Each record beneath this line should be returned exactly as it is.

━━━━━ SUPPLIED INFORMATION

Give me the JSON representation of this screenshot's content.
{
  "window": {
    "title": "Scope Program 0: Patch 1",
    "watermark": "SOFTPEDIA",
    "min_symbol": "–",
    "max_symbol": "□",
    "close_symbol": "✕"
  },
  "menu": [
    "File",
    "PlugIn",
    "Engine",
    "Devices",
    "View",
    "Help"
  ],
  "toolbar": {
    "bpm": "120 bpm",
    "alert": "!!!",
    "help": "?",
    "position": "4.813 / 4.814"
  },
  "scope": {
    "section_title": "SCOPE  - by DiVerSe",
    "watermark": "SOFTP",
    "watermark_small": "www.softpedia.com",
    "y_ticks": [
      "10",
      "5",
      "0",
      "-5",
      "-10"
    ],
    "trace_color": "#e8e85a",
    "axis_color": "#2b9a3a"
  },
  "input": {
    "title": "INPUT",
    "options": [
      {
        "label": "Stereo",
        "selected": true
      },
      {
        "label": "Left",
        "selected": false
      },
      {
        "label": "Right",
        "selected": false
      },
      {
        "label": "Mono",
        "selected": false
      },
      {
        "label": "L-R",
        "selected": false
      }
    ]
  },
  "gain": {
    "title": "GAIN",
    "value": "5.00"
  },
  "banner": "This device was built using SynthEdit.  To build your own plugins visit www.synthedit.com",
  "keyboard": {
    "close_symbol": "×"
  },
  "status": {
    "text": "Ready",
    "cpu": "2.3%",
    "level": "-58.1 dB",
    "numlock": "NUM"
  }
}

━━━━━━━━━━

• OUTPUT
Give me the JSON representation of this screenshot's content.
{
  "window": {
    "title": "Scope Program 0: Patch 1",
    "watermark": "SOFTPEDIA",
    "min_symbol": "–",
    "max_symbol": "□",
    "close_symbol": "✕"
  },
  "menu": [
    "File",
    "PlugIn",
    "Engine",
    "Devices",
    "View",
    "Help"
  ],
  "toolbar": {
    "bpm": "120 bpm",
    "alert": "!!!",
    "help": "?",
    "position": "4.813 / 4.814"
  },
  "scope": {
    "section_title": "SCOPE  - by DiVerSe",
    "watermark": "SOFTP",
    "watermark_small": "www.softpedia.com",
    "y_ticks": [
      "10",
      "5",
      "0",
      "-5",
      "-10"
    ],
    "trace_color": "#e8e85a",
    "axis_color": "#2b9a3a"
  },
  "input": {
    "title": "INPUT",
    "options": [
      {
        "label": "Stereo",
        "selected": true
      },
      {
        "label": "Left",
        "selected": false
      },
      {
        "label": "Right",
        "selected": false
      },
      {
        "label": "Mono",
        "selected": false
      },
      {
        "label": "L-R",
        "selected": false
      }
    ]
  },
  "gain": {
    "title": "GAIN",
    "value": "5.00"
  },
  "banner": "This device was built using SynthEdit.  To build your own plugins visit www.synthedit.com",
  "keyboard": {
    "close_symbol": "×"
  },
  "status": {
    "text": "Ready",
    "cpu": "2.3%",
    "level": "-58.1 dB",
    "numlock": "NUM"
  }
}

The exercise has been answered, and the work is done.